Up through the early twentieth century, wildfires were detected using lookout towers. Sentries would then report the fires using telephones and even carrier pigeons. Today lookout towers are only one detection tool. There are public hotlines, ground and aerial patrols, satellite images, and drones. Since aerial photography can be of limited use due to cloud cover and low image resolution, some forests have cameras and detectors attached to trees. The detectors measure temperature, humidity, and smoke.  

Wildfires are fought with water and fire retardants. These are dropped by planes and helicopters. Fire retardants are water-based solutions of ammonium phosphates and ammonium sulfates. The nitrogen and phosphate content can act as a fertilizer, helping to bring plants back to fire-ravaged areas. However, there is some question as to how the retardants affect drinking water supplies. Firefighters will sometimes create a break or fire line, to stop the fire’s spread. They will chop down trees, dig ditches, or create a line of a controlled burn to build a line with no fuel for the fire.  

Current prevention strategies involve forest management, construction codes, and public education. Forests can be managed by thinning of dead and overcrowded trees, including some commercial logging. Building codes require use of fire-retardant material in buildings, selection of fire-resistant plants for landscaping, and a buffer zone between occupied areas and wild lands. The most effective means of reducing forest fires is educating people about using caution when in the great outdoors. This consists of such things as reminding people to properly dispose of cigarettes, put out a campfire, keep their yards free of debris, and listen to evacuation orders. The most famous symbol of forest fire education is Smokey the Bear, who first appeared in 1944 as part of Franklin D. Roosevelt’s fire prevention campaign. The character is now considered a cultural icon.  

As of this writing, there are currently 108 fires in fifteen states. Most of these fires are in the western half of the country, including Alaska. The Dixie fire in northern California is one of eleven in that state. It has destroyed the historical gold rush town of Greenville and has spread almost 700 square miles. New York State has sent forest rangers to help fight the western wildfires. Around the world there are currently wildfires in Canada, Greece, Turkey, Italy, Spain, Bulgaria, Russia, Israel, Mongolia, and Brazil.   

Global warming has increased the number of wildfires, and the fires themselves add to climate change. Hopefully increasing awareness of the causes and effects will spur people, and governments, to do more to reduce the economic and environmental losses.  

Burned trees and ash on Bureau of Land Management lands at Dulzura Creek, Harris Fire. 17 November 2007, US Geological Survey, via Wikicommons

1989 Smokey the Bear poster.

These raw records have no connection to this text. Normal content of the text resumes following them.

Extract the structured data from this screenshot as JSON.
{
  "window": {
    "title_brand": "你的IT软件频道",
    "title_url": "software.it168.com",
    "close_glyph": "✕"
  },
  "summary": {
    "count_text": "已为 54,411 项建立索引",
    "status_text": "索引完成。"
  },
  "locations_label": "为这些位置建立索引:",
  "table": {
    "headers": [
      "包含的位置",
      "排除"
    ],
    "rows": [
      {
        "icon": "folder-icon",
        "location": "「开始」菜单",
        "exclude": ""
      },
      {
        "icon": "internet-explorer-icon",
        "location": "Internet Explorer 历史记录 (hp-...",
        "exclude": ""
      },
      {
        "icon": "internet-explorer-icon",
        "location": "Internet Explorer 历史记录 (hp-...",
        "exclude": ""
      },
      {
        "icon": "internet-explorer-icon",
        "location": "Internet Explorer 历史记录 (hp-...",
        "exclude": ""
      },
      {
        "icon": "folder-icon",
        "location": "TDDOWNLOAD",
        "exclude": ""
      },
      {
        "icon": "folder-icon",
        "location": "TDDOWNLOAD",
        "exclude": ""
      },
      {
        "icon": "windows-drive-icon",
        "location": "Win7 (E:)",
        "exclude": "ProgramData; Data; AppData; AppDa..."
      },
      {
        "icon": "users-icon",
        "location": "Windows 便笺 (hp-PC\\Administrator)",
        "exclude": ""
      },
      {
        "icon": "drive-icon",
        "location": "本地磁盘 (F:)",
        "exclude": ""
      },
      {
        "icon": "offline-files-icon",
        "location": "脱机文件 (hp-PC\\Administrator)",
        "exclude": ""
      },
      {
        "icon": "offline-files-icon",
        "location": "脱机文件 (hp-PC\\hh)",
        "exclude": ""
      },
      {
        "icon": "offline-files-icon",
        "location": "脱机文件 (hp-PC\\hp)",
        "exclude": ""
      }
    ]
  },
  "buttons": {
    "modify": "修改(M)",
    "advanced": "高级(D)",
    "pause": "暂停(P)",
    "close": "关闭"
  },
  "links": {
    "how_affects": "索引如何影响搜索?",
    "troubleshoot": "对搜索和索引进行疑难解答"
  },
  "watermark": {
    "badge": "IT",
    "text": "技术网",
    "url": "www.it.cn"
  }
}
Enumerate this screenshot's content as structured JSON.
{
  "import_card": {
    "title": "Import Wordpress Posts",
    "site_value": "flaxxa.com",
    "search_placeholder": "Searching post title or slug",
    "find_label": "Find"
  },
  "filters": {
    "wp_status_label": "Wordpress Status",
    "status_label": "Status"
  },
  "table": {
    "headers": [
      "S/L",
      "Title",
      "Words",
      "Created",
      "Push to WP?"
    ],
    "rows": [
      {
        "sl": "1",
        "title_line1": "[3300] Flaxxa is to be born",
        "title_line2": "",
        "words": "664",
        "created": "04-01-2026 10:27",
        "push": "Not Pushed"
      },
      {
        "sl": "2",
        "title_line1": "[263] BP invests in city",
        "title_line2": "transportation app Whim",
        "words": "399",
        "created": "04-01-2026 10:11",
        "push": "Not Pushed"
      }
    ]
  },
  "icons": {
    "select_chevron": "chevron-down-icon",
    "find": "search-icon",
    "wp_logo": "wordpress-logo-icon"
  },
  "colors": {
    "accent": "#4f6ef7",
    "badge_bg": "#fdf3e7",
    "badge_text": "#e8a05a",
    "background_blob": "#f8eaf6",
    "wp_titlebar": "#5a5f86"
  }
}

This work is maintained in the National Agricultural Library, in Beltsville, MD. Via Wikicommons

This entry was posted in Uncategorized. Bookmark the permalink.

Comments are closed.